▸ **Work to be completed**:
Even where a record seems odd, copy it exactly as it appears below.

- - - - - - -

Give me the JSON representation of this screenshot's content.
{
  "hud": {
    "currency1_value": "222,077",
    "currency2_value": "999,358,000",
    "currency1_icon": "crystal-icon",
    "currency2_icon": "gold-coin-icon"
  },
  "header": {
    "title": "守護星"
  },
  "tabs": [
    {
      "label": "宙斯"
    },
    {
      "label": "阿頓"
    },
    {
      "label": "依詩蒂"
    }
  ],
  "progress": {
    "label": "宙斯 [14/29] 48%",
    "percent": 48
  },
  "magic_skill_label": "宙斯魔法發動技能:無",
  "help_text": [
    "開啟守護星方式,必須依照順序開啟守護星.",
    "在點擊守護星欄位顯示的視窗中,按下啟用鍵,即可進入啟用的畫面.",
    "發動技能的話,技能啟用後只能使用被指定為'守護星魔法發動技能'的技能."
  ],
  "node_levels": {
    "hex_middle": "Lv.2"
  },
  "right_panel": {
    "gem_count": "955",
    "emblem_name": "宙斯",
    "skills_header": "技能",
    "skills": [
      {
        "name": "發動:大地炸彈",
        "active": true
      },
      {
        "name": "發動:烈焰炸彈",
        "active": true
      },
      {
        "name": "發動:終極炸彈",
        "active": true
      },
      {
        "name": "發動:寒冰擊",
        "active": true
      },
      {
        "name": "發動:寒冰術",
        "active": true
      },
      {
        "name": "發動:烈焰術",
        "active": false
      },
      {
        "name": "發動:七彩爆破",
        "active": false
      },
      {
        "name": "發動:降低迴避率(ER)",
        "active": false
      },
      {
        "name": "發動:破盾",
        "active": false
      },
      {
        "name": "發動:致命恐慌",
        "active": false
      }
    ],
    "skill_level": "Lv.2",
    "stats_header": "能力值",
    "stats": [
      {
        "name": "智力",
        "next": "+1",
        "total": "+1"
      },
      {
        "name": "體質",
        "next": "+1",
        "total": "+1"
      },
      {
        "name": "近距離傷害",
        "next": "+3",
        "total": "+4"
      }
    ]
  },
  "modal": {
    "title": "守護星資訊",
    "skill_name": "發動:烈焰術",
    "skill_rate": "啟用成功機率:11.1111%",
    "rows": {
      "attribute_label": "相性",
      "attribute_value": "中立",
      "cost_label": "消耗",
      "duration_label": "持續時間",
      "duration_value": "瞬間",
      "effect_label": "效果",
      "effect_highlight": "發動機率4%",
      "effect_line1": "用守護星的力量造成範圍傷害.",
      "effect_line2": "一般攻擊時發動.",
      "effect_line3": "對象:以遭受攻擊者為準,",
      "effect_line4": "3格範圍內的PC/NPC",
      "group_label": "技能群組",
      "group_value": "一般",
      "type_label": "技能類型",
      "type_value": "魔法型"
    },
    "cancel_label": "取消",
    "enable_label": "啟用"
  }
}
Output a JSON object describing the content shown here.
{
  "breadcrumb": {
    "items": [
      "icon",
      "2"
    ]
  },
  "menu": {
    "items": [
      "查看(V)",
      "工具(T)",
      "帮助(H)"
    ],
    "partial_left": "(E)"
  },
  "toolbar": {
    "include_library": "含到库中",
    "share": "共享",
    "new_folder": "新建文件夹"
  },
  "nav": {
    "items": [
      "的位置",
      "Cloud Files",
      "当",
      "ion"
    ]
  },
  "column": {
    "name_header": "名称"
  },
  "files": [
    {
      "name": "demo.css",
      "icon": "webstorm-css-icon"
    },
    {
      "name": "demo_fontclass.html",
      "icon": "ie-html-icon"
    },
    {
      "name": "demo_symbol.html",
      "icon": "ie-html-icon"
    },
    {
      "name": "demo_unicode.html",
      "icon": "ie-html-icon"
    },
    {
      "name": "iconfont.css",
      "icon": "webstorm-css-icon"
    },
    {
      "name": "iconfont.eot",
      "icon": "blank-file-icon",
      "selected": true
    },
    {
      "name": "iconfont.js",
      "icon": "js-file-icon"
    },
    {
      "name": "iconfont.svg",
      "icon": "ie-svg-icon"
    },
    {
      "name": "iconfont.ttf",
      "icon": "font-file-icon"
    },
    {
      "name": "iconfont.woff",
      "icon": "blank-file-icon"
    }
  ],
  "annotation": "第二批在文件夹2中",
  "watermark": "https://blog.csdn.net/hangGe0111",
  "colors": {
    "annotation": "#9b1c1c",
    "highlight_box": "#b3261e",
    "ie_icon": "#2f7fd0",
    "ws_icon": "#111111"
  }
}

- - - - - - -

▸ **Your solution**:
Give me the JSON representation of this screenshot's content.
{
  "hud": {
    "currency1_value": "222,077",
    "currency2_value": "999,358,000",
    "currency1_icon": "crystal-icon",
    "currency2_icon": "gold-coin-icon"
  },
  "header": {
    "title": "守護星"
  },
  "tabs": [
    {
      "label": "宙斯"
    },
    {
      "label": "阿頓"
    },
    {
      "label": "依詩蒂"
    }
  ],
  "progress": {
    "label": "宙斯 [14/29] 48%",
    "percent": 48
  },
  "magic_skill_label": "宙斯魔法發動技能:無",
  "help_text": [
    "開啟守護星方式,必須依照順序開啟守護星.",
    "在點擊守護星欄位顯示的視窗中,按下啟用鍵,即可進入啟用的畫面.",
    "發動技能的話,技能啟用後只能使用被指定為'守護星魔法發動技能'的技能."
  ],
  "node_levels": {
    "hex_middle": "Lv.2"
  },
  "right_panel": {
    "gem_count": "955",
    "emblem_name": "宙斯",
    "skills_header": "技能",
    "skills": [
      {
        "name": "發動:大地炸彈",
        "active": true
      },
      {
        "name": "發動:烈焰炸彈",
        "active": true
      },
      {
        "name": "發動:終極炸彈",
        "active": true
      },
      {
        "name": "發動:寒冰擊",
        "active": true
      },
      {
        "name": "發動:寒冰術",
        "active": true
      },
      {
        "name": "發動:烈焰術",
        "active": false
      },
      {
        "name": "發動:七彩爆破",
        "active": false
      },
      {
        "name": "發動:降低迴避率(ER)",
        "active": false
      },
      {
        "name": "發動:破盾",
        "active": false
      },
      {
        "name": "發動:致命恐慌",
        "active": false
      }
    ],
    "skill_level": "Lv.2",
    "stats_header": "能力值",
    "stats": [
      {
        "name": "智力",
        "next": "+1",
        "total": "+1"
      },
      {
        "name": "體質",
        "next": "+1",
        "total": "+1"
      },
      {
        "name": "近距離傷害",
        "next": "+3",
        "total": "+4"
      }
    ]
  },
  "modal": {
    "title": "守護星資訊",
    "skill_name": "發動:烈焰術",
    "skill_rate": "啟用成功機率:11.1111%",
    "rows": {
      "attribute_label": "相性",
      "attribute_value": "中立",
      "cost_label": "消耗",
      "duration_label": "持續時間",
      "duration_value": "瞬間",
      "effect_label": "效果",
      "effect_highlight": "發動機率4%",
      "effect_line1": "用守護星的力量造成範圍傷害.",
      "effect_line2": "一般攻擊時發動.",
      "effect_line3": "對象:以遭受攻擊者為準,",
      "effect_line4": "3格範圍內的PC/NPC",
      "group_label": "技能群組",
      "group_value": "一般",
      "type_label": "技能類型",
      "type_value": "魔法型"
    },
    "cancel_label": "取消",
    "enable_label": "啟用"
  }
}
Output a JSON object describing the content shown here.
{
  "breadcrumb": {
    "items": [
      "icon",
      "2"
    ]
  },
  "menu": {
    "items": [
      "查看(V)",
      "工具(T)",
      "帮助(H)"
    ],
    "partial_left": "(E)"
  },
  "toolbar": {
    "include_library": "含到库中",
    "share": "共享",
    "new_folder": "新建文件夹"
  },
  "nav": {
    "items": [
      "的位置",
      "Cloud Files",
      "当",
      "ion"
    ]
  },
  "column": {
    "name_header": "名称"
  },
  "files": [
    {
      "name": "demo.css",
      "icon": "webstorm-css-icon"
    },
    {
      "name": "demo_fontclass.html",
      "icon": "ie-html-icon"
    },
    {
      "name": "demo_symbol.html",
      "icon": "ie-html-icon"
    },
    {
      "name": "demo_unicode.html",
      "icon": "ie-html-icon"
    },
    {
      "name": "iconfont.css",
      "icon": "webstorm-css-icon"
    },
    {
      "name": "iconfont.eot",
      "icon": "blank-file-icon",
      "selected": true
    },
    {
      "name": "iconfont.js",
      "icon": "js-file-icon"
    },
    {
      "name": "iconfont.svg",
      "icon": "ie-svg-icon"
    },
    {
      "name": "iconfont.ttf",
      "icon": "font-file-icon"
    },
    {
      "name": "iconfont.woff",
      "icon": "blank-file-icon"
    }
  ],
  "annotation": "第二批在文件夹2中",
  "watermark": "https://blog.csdn.net/hangGe0111",
  "colors": {
    "annotation": "#9b1c1c",
    "highlight_box": "#b3261e",
    "ie_icon": "#2f7fd0",
    "ws_icon": "#111111"
  }
}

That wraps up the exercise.